**Exercise prompt:** Only lines that contain the word "Miss" belong in the answer; copy them from the records below.

**Source data:**

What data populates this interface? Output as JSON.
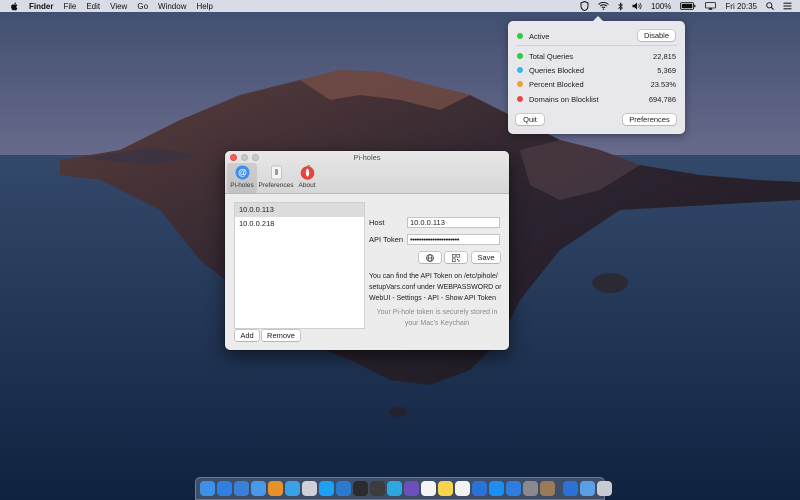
{
  "menubar": {
    "app_name": "Finder",
    "menus": [
      "File",
      "Edit",
      "View",
      "Go",
      "Window",
      "Help"
    ],
    "battery": "100%",
    "clock": "Fri 20:35",
    "icons": [
      "apple-icon",
      "pihole-status-icon",
      "wifi-icon",
      "bluetooth-icon",
      "volume-icon",
      "battery-icon",
      "airplay-icon",
      "search-icon",
      "control-icon",
      "menu-list-icon"
    ]
  },
  "popover": {
    "status": {
      "label": "Active",
      "color": "#2ecc40"
    },
    "disable_label": "Disable",
    "stats": [
      {
        "label": "Total Queries",
        "value": "22,815",
        "color": "#2ecc40"
      },
      {
        "label": "Queries Blocked",
        "value": "5,369",
        "color": "#35b6f0"
      },
      {
        "label": "Percent Blocked",
        "value": "23.53%",
        "color": "#f0a030"
      },
      {
        "label": "Domains on Blocklist",
        "value": "694,786",
        "color": "#e54b3c"
      }
    ],
    "quit_label": "Quit",
    "preferences_label": "Preferences"
  },
  "window": {
    "title": "Pi-holes",
    "toolbar": [
      {
        "label": "Pi-holes",
        "icon": "at-icon"
      },
      {
        "label": "Preferences",
        "icon": "switch-icon"
      },
      {
        "label": "About",
        "icon": "pihole-logo-icon"
      }
    ],
    "hosts": [
      "10.0.0.113",
      "10.0.0.218"
    ],
    "add_label": "Add",
    "remove_label": "Remove",
    "host_label": "Host",
    "host_value": "10.0.0.113",
    "token_label": "API Token",
    "token_value": "••••••••••••••••••••••",
    "save_label": "Save",
    "token_help": "You can find the API Token on /etc/pihole/ setupVars.conf under WEBPASSWORD or WebUI - Settings - API - Show API Token",
    "keychain_note": "Your Pi-hole token is securely stored in your Mac's Keychain"
  },
  "dock": {
    "apps": [
      {
        "name": "finder-icon",
        "color": "#3d8fe8"
      },
      {
        "name": "safari-icon",
        "color": "#2f80e0"
      },
      {
        "name": "xcode-icon",
        "color": "#3b7fd6"
      },
      {
        "name": "mail-icon",
        "color": "#4a98e8"
      },
      {
        "name": "sublime-icon",
        "color": "#e8912b"
      },
      {
        "name": "tweetbot-icon",
        "color": "#3aa0e8"
      },
      {
        "name": "pihole-app-icon",
        "color": "#d0d0d6"
      },
      {
        "name": "twitter-icon",
        "color": "#1da1f2"
      },
      {
        "name": "vscode-icon",
        "color": "#2a7ad0"
      },
      {
        "name": "terminal-icon",
        "color": "#2b2b2b"
      },
      {
        "name": "activity-monitor-icon",
        "color": "#3c3c3c"
      },
      {
        "name": "telegram-icon",
        "color": "#2ea6de"
      },
      {
        "name": "github-desktop-icon",
        "color": "#6b4fbb"
      },
      {
        "name": "calendar-icon",
        "color": "#f4f4f4"
      },
      {
        "name": "notes-icon",
        "color": "#f7d44c"
      },
      {
        "name": "music-icon",
        "color": "#f2f2f2"
      },
      {
        "name": "1password-icon",
        "color": "#2a72d6"
      },
      {
        "name": "app-store-icon",
        "color": "#1e8ef0"
      },
      {
        "name": "appstore-blue-icon",
        "color": "#2d7ee0"
      },
      {
        "name": "system-preferences-icon",
        "color": "#8a8a8e"
      },
      {
        "name": "box-icon",
        "color": "#9a7a58"
      },
      {
        "name": "1password-mini-icon",
        "color": "#2a72d6"
      },
      {
        "name": "downloads-icon",
        "color": "#5aa0e6"
      },
      {
        "name": "trash-icon",
        "color": "#c8ccd2"
      }
    ]
  }
}
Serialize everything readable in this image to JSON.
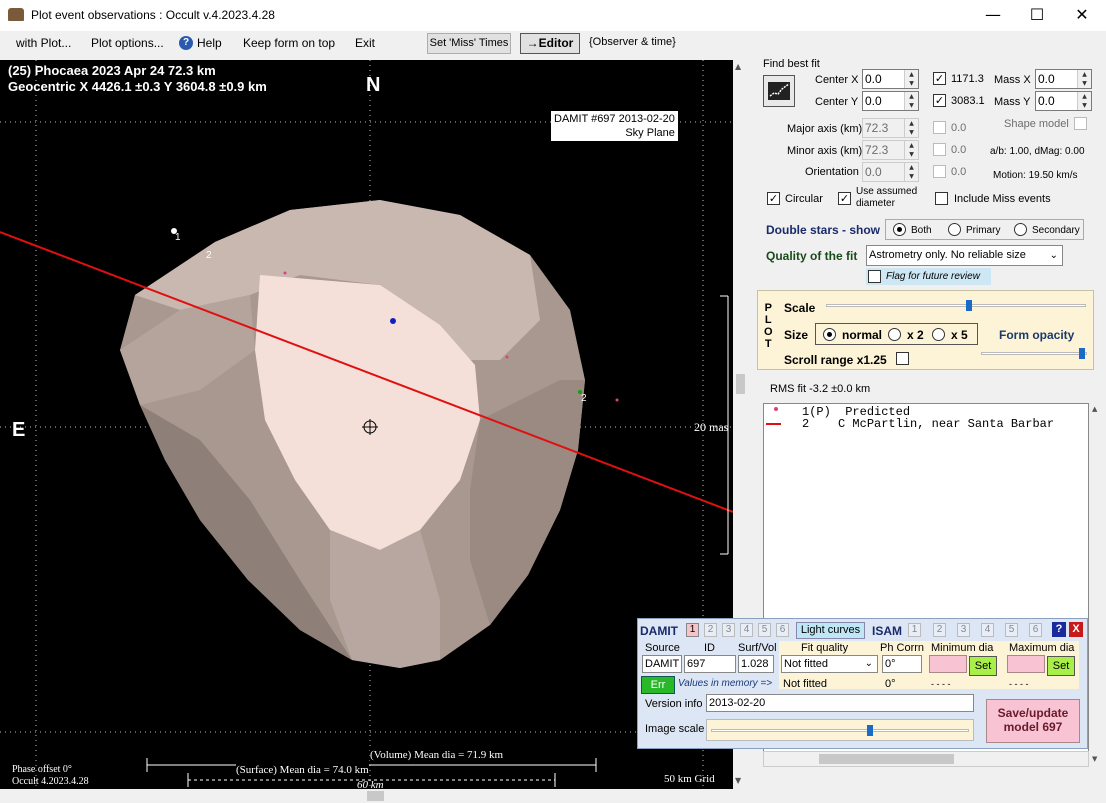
{
  "window": {
    "title": "Plot event observations : Occult v.4.2023.4.28",
    "minimize": "—",
    "maximize": "☐",
    "close": "✕"
  },
  "menu": {
    "with_plot": "with Plot...",
    "plot_options": "Plot options...",
    "help": "Help",
    "keep_on_top": "Keep form on top",
    "exit": "Exit",
    "set_miss_times": "Set 'Miss' Times",
    "editor": "→Editor",
    "observer_time": "{Observer & time}"
  },
  "plot": {
    "header_line1": "(25) Phocaea  2023 Apr 24   72.3 km",
    "header_line2": "Geocentric  X  4426.1 ±0.3  Y 3604.8 ±0.9 km",
    "north": "N",
    "east": "E",
    "damit_label_line1": "DAMIT #697 2013-02-20",
    "damit_label_line2": "Sky Plane",
    "scale_label": "20 mas",
    "chord1_label": "1",
    "chord2_label": "2",
    "chord2b_label": "2",
    "volume_dia": "(Volume) Mean dia = 71.9 km",
    "surface_dia": "(Surface) Mean dia = 74.0 km",
    "km_label": "60 km",
    "phase_offset": "Phase offset 0°",
    "version": "Occult 4.2023.4.28",
    "grid": "50 km Grid"
  },
  "fit": {
    "find_best_fit": "Find best fit",
    "center_x_label": "Center X",
    "center_x": "0.0",
    "center_y_label": "Center Y",
    "center_y": "0.0",
    "val_1171": "1171.3",
    "val_3083": "3083.1",
    "mass_x_label": "Mass X",
    "mass_x": "0.0",
    "mass_y_label": "Mass Y",
    "mass_y": "0.0",
    "major_label": "Major axis (km)",
    "major": "72.3",
    "minor_label": "Minor axis (km)",
    "minor": "72.3",
    "orient_label": "Orientation",
    "orient": "0.0",
    "major_dis": "0.0",
    "minor_dis": "0.0",
    "orient_dis": "0.0",
    "shape_model": "Shape model",
    "ab_dmag": "a/b: 1.00, dMag: 0.00",
    "motion": "Motion: 19.50 km/s",
    "circular": "Circular",
    "use_assumed_1": "Use assumed",
    "use_assumed_2": "diameter",
    "include_miss": "Include Miss events",
    "double_stars": "Double stars - show",
    "both": "Both",
    "primary": "Primary",
    "secondary": "Secondary",
    "quality_label": "Quality of the fit",
    "quality_value": "Astrometry only. No reliable size",
    "flag_review": "Flag for future review"
  },
  "plotbox": {
    "p": "P",
    "l": "L",
    "o": "O",
    "t": "T",
    "scale": "Scale",
    "size": "Size",
    "normal": "normal",
    "x2": "x 2",
    "x5": "x 5",
    "form_opacity": "Form opacity",
    "scroll_range": "Scroll range x1.25",
    "scale_level": 0.55,
    "opacity_level": 0.98
  },
  "rms": "RMS fit -3.2 ±0.0 km",
  "chords": [
    {
      "num": "1(P)",
      "name": "Predicted"
    },
    {
      "num": "2",
      "name": "C McPartlin, near Santa Barbar"
    }
  ],
  "damit": {
    "title": "DAMIT",
    "tabs": [
      "1",
      "2",
      "3",
      "4",
      "5",
      "6"
    ],
    "light_curves": "Light curves",
    "isam": "ISAM",
    "isam_tabs": [
      "1",
      "2",
      "3",
      "4",
      "5",
      "6"
    ],
    "help": "?",
    "close": "X",
    "source_label": "Source",
    "id_label": "ID",
    "surfvol_label": "Surf/Vol",
    "fitq_label": "Fit quality",
    "phcorr_label": "Ph Corrn",
    "mindia_label": "Minimum dia",
    "maxdia_label": "Maximum dia",
    "source": "DAMIT",
    "id": "697",
    "surfvol": "1.028",
    "fitq": "Not fitted",
    "phcorr": "0°",
    "set1": "Set",
    "set2": "Set",
    "err": "Err",
    "values_mem": "Values in memory =>",
    "fitq_mem": "Not fitted",
    "phcorr_mem": "0°",
    "min_mem": "- - - -",
    "max_mem": "- - - -",
    "version_label": "Version info",
    "version": "2013-02-20",
    "image_scale_label": "Image scale",
    "image_scale_level": 0.62,
    "save_1": "Save/update",
    "save_2": "model 697"
  }
}
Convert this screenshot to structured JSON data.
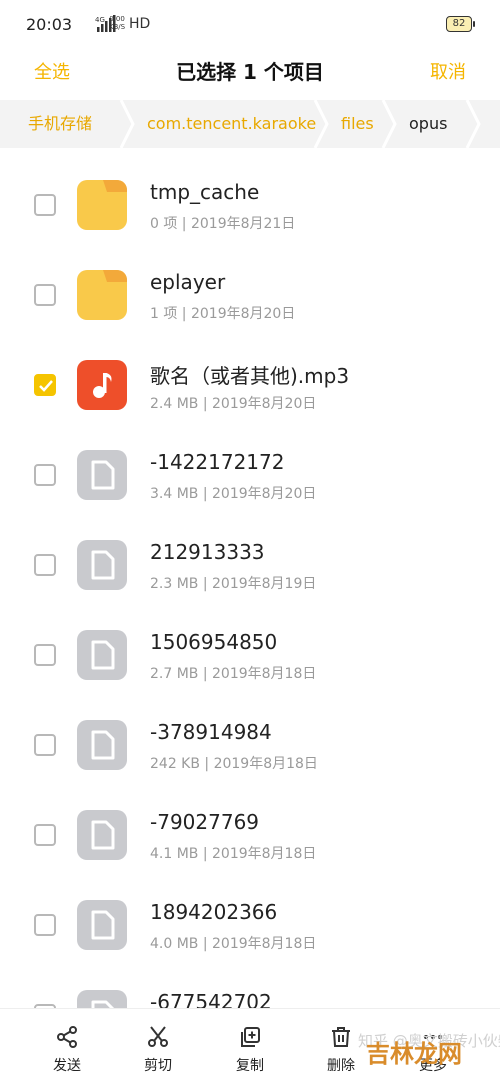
{
  "status_bar": {
    "time": "20:03",
    "network_speed_line1": "0.00",
    "network_speed_line2": "KB/S",
    "network_type": "4G",
    "hd": "HD",
    "battery": "82"
  },
  "header": {
    "select_all": "全选",
    "title": "已选择 1 个项目",
    "cancel": "取消"
  },
  "breadcrumb": {
    "items": [
      "手机存储",
      "com.tencent.karaoke",
      "files",
      "opus"
    ]
  },
  "files": [
    {
      "name": "tmp_cache",
      "meta": "0 项 | 2019年8月21日",
      "type": "folder",
      "checked": false
    },
    {
      "name": "eplayer",
      "meta": "1 项 | 2019年8月20日",
      "type": "folder",
      "checked": false
    },
    {
      "name": "歌名（或者其他).mp3",
      "meta": "2.4 MB | 2019年8月20日",
      "type": "audio",
      "checked": true
    },
    {
      "name": "-1422172172",
      "meta": "3.4 MB | 2019年8月20日",
      "type": "file",
      "checked": false
    },
    {
      "name": "212913333",
      "meta": "2.3 MB | 2019年8月19日",
      "type": "file",
      "checked": false
    },
    {
      "name": "1506954850",
      "meta": "2.7 MB | 2019年8月18日",
      "type": "file",
      "checked": false
    },
    {
      "name": "-378914984",
      "meta": "242 KB | 2019年8月18日",
      "type": "file",
      "checked": false
    },
    {
      "name": "-79027769",
      "meta": "4.1 MB | 2019年8月18日",
      "type": "file",
      "checked": false
    },
    {
      "name": "1894202366",
      "meta": "4.0 MB | 2019年8月18日",
      "type": "file",
      "checked": false
    },
    {
      "name": "-677542702",
      "meta": "",
      "type": "file",
      "checked": false
    }
  ],
  "toolbar": {
    "send": "发送",
    "cut": "剪切",
    "copy": "复制",
    "delete": "删除",
    "more": "更多"
  },
  "watermark": {
    "text": "知乎 @奥文搬砖小伙柴",
    "site_logo": "吉林龙网"
  },
  "colors": {
    "accent": "#f5b500",
    "folder": "#f9c94a",
    "audio_icon": "#ee4f2a",
    "file_icon": "#c9cace",
    "checkbox_checked": "#f5c400"
  }
}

**Output of the task:**
    "set_miss_times": "Set 'Miss' Times",
    "include_miss": "Include Miss events",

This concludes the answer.